The gospels are not the accounts of eye-witnesses...
It would be impossible for any of the gospels to have been the work of eye-witnesses, since they were not written down till long after the death of Jesus. Mark's gospel, the first to be written, did not come into existence until c.65, thirty or more years after the death of Jesus, the other gospels later still. But even though none of the evangelists were eye-witnesses of what Jesus did and said, memories of the Apostles and of others such as Mary Magdalen, the beloved disciple, Simon of Cyrene, and Cleopas, are present in their treatments of the story of Jesus as this was being passed on from one generation of Christians to another.
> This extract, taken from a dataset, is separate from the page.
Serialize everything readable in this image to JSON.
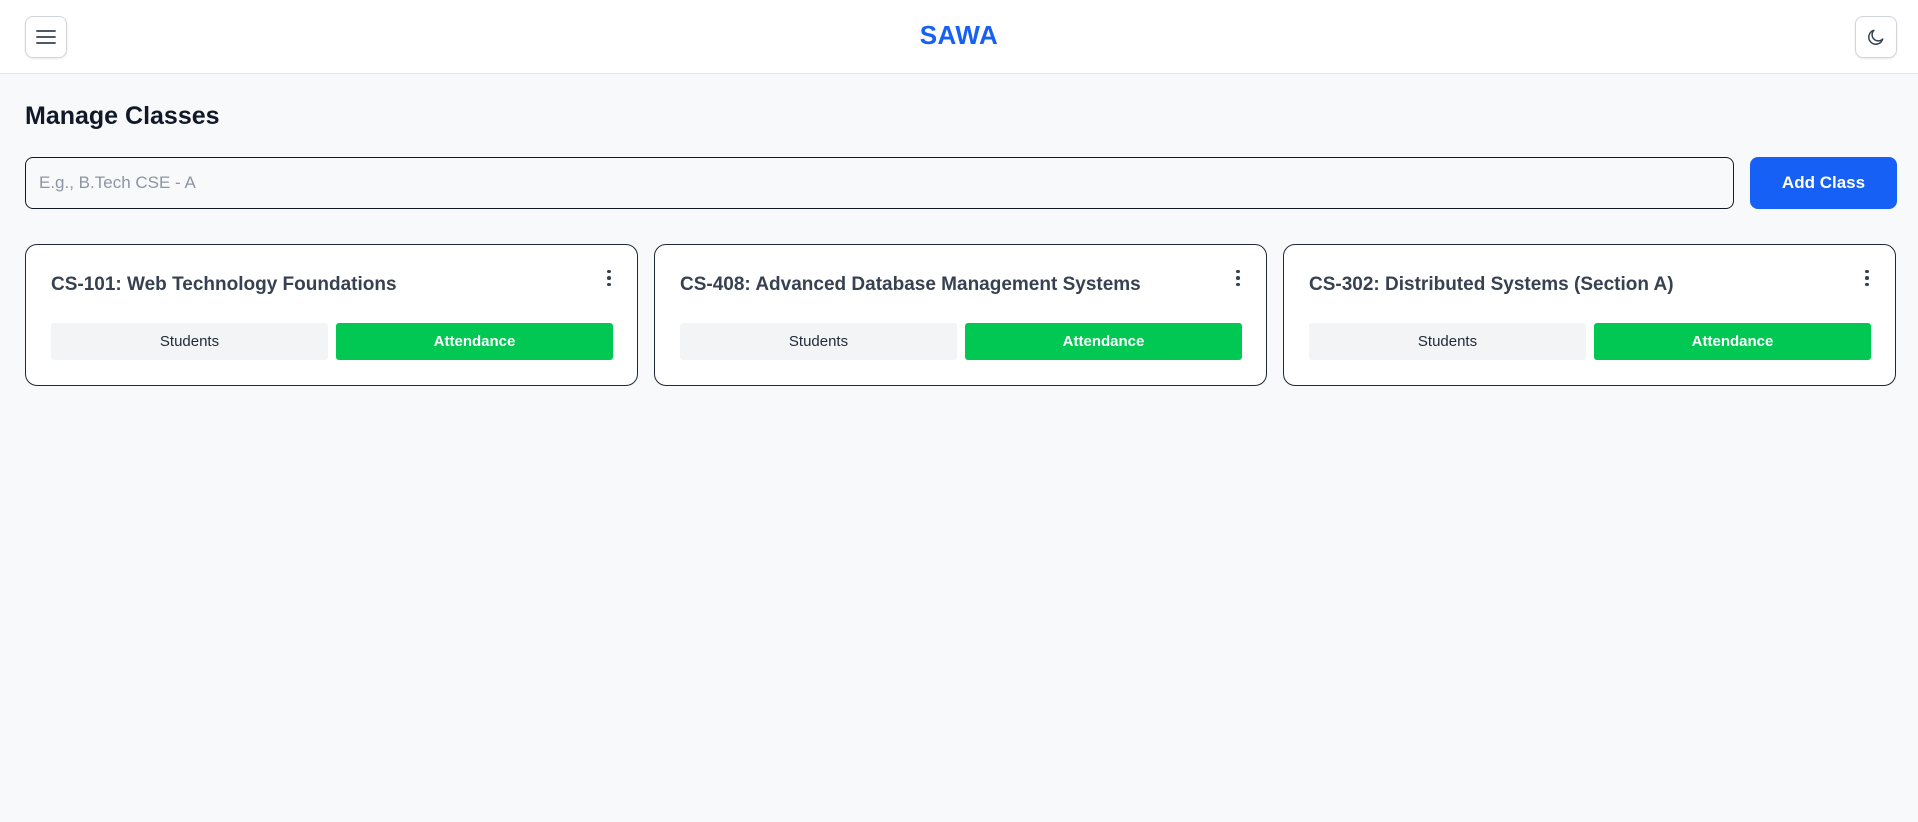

James D.G. Dunn has something important to say about the place and value of oral traditions circulated about Jesus in the first century:
On the one hand, we should not assume that the events of Jesus' ministry and his teaching necessarily faded or became confused in the minds of the disciples who had first followed him. In societies where the spoken word was the chief means of communication, and where a large portion of education consisted in rote learning, memories were better trained and almost certainly a good deal more retentive. On the other hand, we should not assume that such oral transmission had the same quality as a tape recording today, or that the teachers of such oral traditions saw such parrot-like reproduction as their sole objective. The Gospels themselves present a different picture.
The possibility cannot be totally excluded, though some scholars today are more and more doubtful about this, that Mark was a disciple of Peter, and Luke a convert of Paul. Matthew's gospel, as we have it, is based on a previous Aramaic Matthew. John's gospel is more heavily theological than the others, and especially in the speeches which he puts on the lips of Jesus. These long, solemn and symbolic speeches are more of a construction by the author than the very words, the ipsissima verba of the Jesus of history. (But this does not mean that they do not reflect his mind and heart). The Church has consistently regarded each of the four gospels as inspired by the Holy Spirit. It has viewed the Spirit as directing the community and its spokespersons in the selection, arrangement, and presentation of the material. Each gospel follows the same general outline: 1. The baptism of Jesus; 2. The ministry in Galilee; 3. The final journey to Jerusalem; and 4. The passion, death and resurrection. In addition, Matthew and Luke include stories about the childhood of Jesus.
What are your thoughts on this commentary?
©2010Dr Brian Gleeson CP